On Wednesday 17th October 2012 around 140 healthcare professionals from many parts of the country gathered to think about and debate the challenges of ‘Palliative care for the long term’.
The welcoming venue provided the context for really high quality speakers who dovetailed their talks and created an atmosphere for reflection and thoughtfulness to help us take our practice forward.
Professor Malcolm Johnson set the scene by painting the demographic picture of an ageing population and the characteristics of dying which are different for older people, the needs they have which we need to try and meet and the concept of biographical pain.
Dr Sharon Chadwick ably followed this by setting out the number of interventions we can now make to prolong the life of people suffering from multiple morbidities and the continuing need for medics and other health care professionals to talk and work with each other and discover what individual patients hope for.

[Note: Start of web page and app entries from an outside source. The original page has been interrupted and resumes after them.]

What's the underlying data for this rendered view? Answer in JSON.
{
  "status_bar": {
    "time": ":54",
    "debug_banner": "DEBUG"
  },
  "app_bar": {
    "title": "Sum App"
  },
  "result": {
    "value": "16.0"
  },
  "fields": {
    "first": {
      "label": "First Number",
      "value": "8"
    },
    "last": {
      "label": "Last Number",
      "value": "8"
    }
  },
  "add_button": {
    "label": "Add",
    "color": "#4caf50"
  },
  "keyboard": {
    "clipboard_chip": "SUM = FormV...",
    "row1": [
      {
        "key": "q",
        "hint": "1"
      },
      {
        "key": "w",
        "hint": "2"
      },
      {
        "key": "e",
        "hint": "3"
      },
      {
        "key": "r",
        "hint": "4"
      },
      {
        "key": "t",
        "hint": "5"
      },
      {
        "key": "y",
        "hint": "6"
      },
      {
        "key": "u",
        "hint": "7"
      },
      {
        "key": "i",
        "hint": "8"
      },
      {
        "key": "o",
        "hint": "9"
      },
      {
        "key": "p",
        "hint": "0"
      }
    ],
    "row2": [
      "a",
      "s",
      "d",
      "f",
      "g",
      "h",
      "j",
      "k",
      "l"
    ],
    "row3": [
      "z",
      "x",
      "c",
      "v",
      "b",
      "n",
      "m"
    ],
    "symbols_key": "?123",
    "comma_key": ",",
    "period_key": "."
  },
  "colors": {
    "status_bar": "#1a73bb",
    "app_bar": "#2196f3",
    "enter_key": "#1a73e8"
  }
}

After coffee Dr Max Watson set out the case that 90% of care for a variety of long term conditions is the same, gave some tips for managing different illnesses and set us thinking how relationships may be maintained between episodes when care is needed. New models of working are required. He reminded us that care for people with long term conditions needs to be good at the beginning (via clear and honest introductions), the middle (managing long term relationships with stable and unstable episodes) and the end.
Dr Suzy Jordache then addressed the topic of prolonged uncertainty for families supporting a loved one with a life threatening diagnosis which at the same time takes years to develop. She introduced the concept of chronic cancer and helpful ways for assessing the resilience of families and then developing ways to help them with their coping strategies.
The afternoon brought a change in emphasis from the broad to the particular. In response to questions in previous years, Helen Joels set out a brief overview of the service that IRGH offers to set the scene for Bruce Newman who spoke from the carer perspective of his experiences caring for first his mother and then his mother in law supported by IRHH and the primary health care team.
The last session of the day was led by Karen Harrison Dening explaining the role of the admiral nurse and the needs of carers for dementia patients.
Delegates to the conference were able to ask questions at the end of each session and so join the debate about the issues. They were also able to view 12 posters designed by delegates demonstrating how they have developed innovations to practice – a great way to network and learn from the work of others.
Feedback from delegates as they left and from evaluations indicated that this had been a thought - provoking day with much to take back and share with colleagues in the workplace.